-------- Data in this exercise --------

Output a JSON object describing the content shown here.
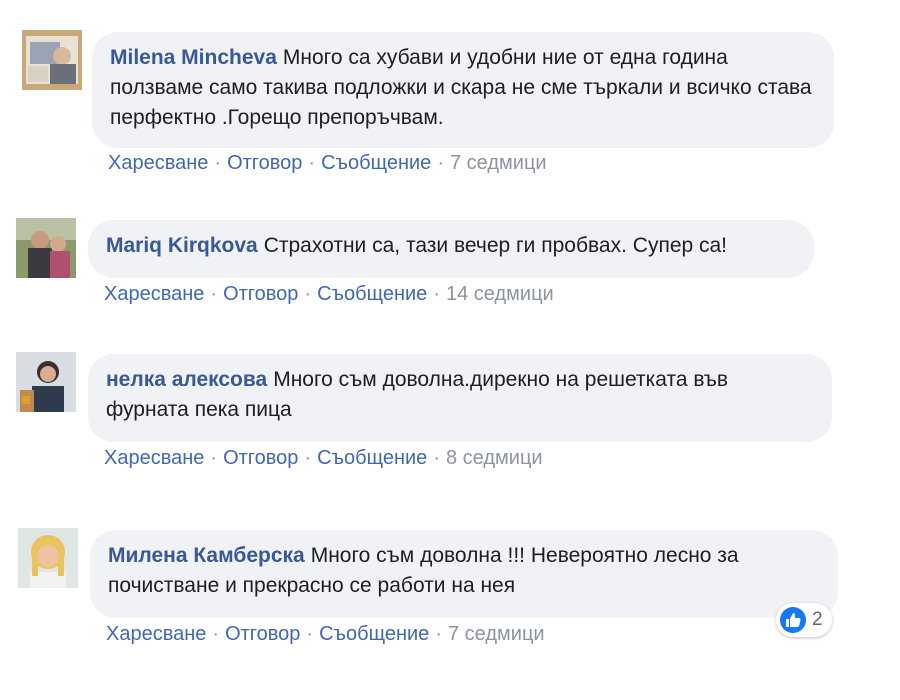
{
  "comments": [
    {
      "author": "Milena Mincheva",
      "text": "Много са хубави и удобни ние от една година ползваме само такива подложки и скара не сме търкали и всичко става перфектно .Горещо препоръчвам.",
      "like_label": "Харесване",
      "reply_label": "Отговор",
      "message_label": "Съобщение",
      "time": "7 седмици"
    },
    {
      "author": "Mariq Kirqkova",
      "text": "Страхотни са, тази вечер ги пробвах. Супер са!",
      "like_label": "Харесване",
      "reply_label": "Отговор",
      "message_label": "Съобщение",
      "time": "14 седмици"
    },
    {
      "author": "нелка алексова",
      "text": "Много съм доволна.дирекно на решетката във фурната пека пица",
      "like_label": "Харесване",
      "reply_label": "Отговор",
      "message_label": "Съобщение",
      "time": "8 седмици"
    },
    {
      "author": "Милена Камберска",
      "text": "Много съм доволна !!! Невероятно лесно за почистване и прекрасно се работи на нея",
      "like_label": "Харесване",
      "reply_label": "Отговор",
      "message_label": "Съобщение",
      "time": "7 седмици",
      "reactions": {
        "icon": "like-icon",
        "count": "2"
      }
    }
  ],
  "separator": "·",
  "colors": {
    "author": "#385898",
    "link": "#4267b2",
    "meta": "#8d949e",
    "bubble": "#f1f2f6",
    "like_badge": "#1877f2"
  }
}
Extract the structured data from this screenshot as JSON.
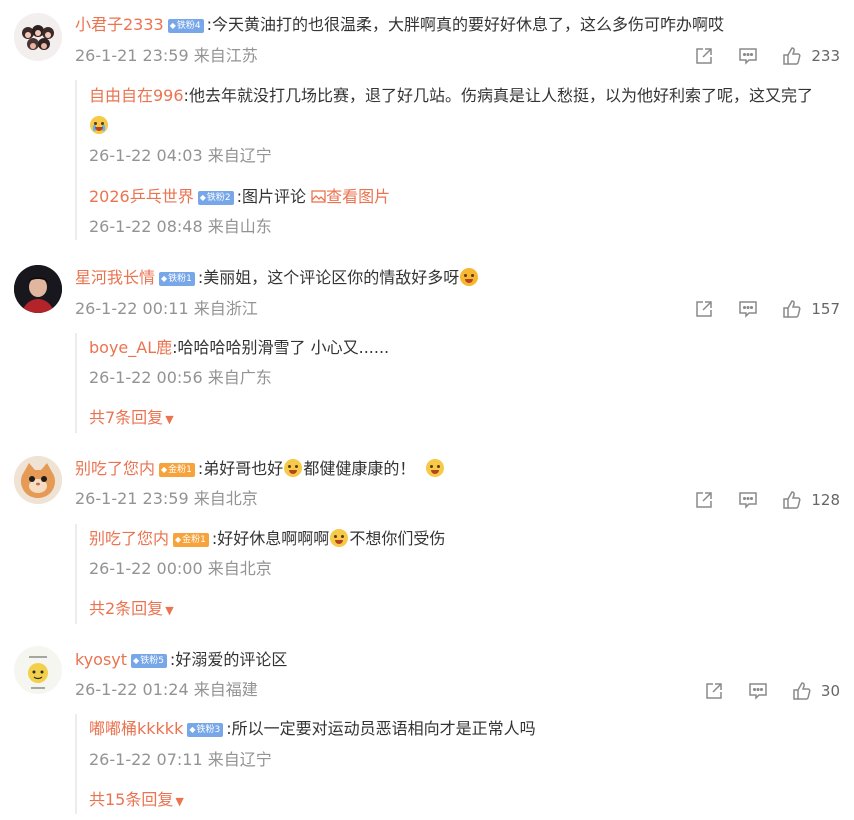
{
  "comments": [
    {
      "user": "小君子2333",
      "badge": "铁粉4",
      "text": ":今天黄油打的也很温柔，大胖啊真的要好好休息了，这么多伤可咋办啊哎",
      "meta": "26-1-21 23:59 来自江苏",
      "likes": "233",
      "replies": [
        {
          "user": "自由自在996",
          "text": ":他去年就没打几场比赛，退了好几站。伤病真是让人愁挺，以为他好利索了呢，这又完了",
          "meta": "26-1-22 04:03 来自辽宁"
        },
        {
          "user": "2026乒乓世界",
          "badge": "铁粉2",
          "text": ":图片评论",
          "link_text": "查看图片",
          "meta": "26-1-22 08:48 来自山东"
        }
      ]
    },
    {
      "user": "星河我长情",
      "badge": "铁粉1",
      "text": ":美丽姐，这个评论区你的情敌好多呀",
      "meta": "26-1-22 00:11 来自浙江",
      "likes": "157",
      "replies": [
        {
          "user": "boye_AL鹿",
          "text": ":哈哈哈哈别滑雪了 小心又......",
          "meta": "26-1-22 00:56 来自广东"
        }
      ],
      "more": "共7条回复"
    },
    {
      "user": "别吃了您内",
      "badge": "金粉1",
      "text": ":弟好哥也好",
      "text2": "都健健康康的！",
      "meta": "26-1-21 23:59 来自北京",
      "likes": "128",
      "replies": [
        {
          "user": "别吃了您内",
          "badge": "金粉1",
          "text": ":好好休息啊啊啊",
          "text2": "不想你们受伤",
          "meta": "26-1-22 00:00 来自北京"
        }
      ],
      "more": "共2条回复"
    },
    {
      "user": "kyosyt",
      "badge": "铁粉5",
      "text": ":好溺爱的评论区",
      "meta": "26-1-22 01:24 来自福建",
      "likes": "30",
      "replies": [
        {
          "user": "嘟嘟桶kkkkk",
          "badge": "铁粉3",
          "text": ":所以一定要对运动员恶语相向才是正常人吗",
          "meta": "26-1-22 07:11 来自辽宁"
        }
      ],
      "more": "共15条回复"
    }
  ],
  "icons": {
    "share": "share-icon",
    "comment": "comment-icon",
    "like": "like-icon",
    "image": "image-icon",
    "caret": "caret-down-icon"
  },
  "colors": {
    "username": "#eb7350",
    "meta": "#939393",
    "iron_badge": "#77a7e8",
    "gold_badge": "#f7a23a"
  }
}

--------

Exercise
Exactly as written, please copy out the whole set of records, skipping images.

Output
Output a JSON object describing the content shown here.
{
  "comments": [
    {
      "author": "Milena Mincheva",
      "text": "Много са хубави и удобни ние от една година ползваме само такива подложки и скара не сме търкали и всичко става перфектно .Горещо препоръчвам.",
      "like_label": "Харесване",
      "reply_label": "Отговор",
      "message_label": "Съобщение",
      "time": "7 седмици"
    },
    {
      "author": "Mariq Kirqkova",
      "text": "Страхотни са, тази вечер ги пробвах. Супер са!",
      "like_label": "Харесване",
      "reply_label": "Отговор",
      "message_label": "Съобщение",
      "time": "14 седмици"
    },
    {
      "author": "нелка алексова",
      "text": "Много съм доволна.дирекно на решетката във фурната пека пица",
      "like_label": "Харесване",
      "reply_label": "Отговор",
      "message_label": "Съобщение",
      "time": "8 седмици"
    },
    {
      "author": "Милена Камберска",
      "text": "Много съм доволна !!! Невероятно лесно за почистване и прекрасно се работи на нея",
      "like_label": "Харесване",
      "reply_label": "Отговор",
      "message_label": "Съобщение",
      "time": "7 седмици",
      "reactions": {
        "icon": "like-icon",
        "count": "2"
      }
    }
  ],
  "separator": "·",
  "colors": {
    "author": "#385898",
    "link": "#4267b2",
    "meta": "#8d949e",
    "bubble": "#f1f2f6",
    "like_badge": "#1877f2"
  }
}
Extract the structured data from this screenshot as JSON.
{
  "comments": [
    {
      "user": "小君子2333",
      "badge": "铁粉4",
      "text": ":今天黄油打的也很温柔，大胖啊真的要好好休息了，这么多伤可咋办啊哎",
      "meta": "26-1-21 23:59 来自江苏",
      "likes": "233",
      "replies": [
        {
          "user": "自由自在996",
          "text": ":他去年就没打几场比赛，退了好几站。伤病真是让人愁挺，以为他好利索了呢，这又完了",
          "meta": "26-1-22 04:03 来自辽宁"
        },
        {
          "user": "2026乒乓世界",
          "badge": "铁粉2",
          "text": ":图片评论",
          "link_text": "查看图片",
          "meta": "26-1-22 08:48 来自山东"
        }
      ]
    },
    {
      "user": "星河我长情",
      "badge": "铁粉1",
      "text": ":美丽姐，这个评论区你的情敌好多呀",
      "meta": "26-1-22 00:11 来自浙江",
      "likes": "157",
      "replies": [
        {
          "user": "boye_AL鹿",
          "text": ":哈哈哈哈别滑雪了 小心又......",
          "meta": "26-1-22 00:56 来自广东"
        }
      ],
      "more": "共7条回复"
    },
    {
      "user": "别吃了您内",
      "badge": "金粉1",
      "text": ":弟好哥也好",
      "text2": "都健健康康的！",
      "meta": "26-1-21 23:59 来自北京",
      "likes": "128",
      "replies": [
        {
          "user": "别吃了您内",
          "badge": "金粉1",
          "text": ":好好休息啊啊啊",
          "text2": "不想你们受伤",
          "meta": "26-1-22 00:00 来自北京"
        }
      ],
      "more": "共2条回复"
    },
    {
      "user": "kyosyt",
      "badge": "铁粉5",
      "text": ":好溺爱的评论区",
      "meta": "26-1-22 01:24 来自福建",
      "likes": "30",
      "replies": [
        {
          "user": "嘟嘟桶kkkkk",
          "badge": "铁粉3",
          "text": ":所以一定要对运动员恶语相向才是正常人吗",
          "meta": "26-1-22 07:11 来自辽宁"
        }
      ],
      "more": "共15条回复"
    }
  ],
  "icons": {
    "share": "share-icon",
    "comment": "comment-icon",
    "like": "like-icon",
    "image": "image-icon",
    "caret": "caret-down-icon"
  },
  "colors": {
    "username": "#eb7350",
    "meta": "#939393",
    "iron_badge": "#77a7e8",
    "gold_badge": "#f7a23a"
  }
}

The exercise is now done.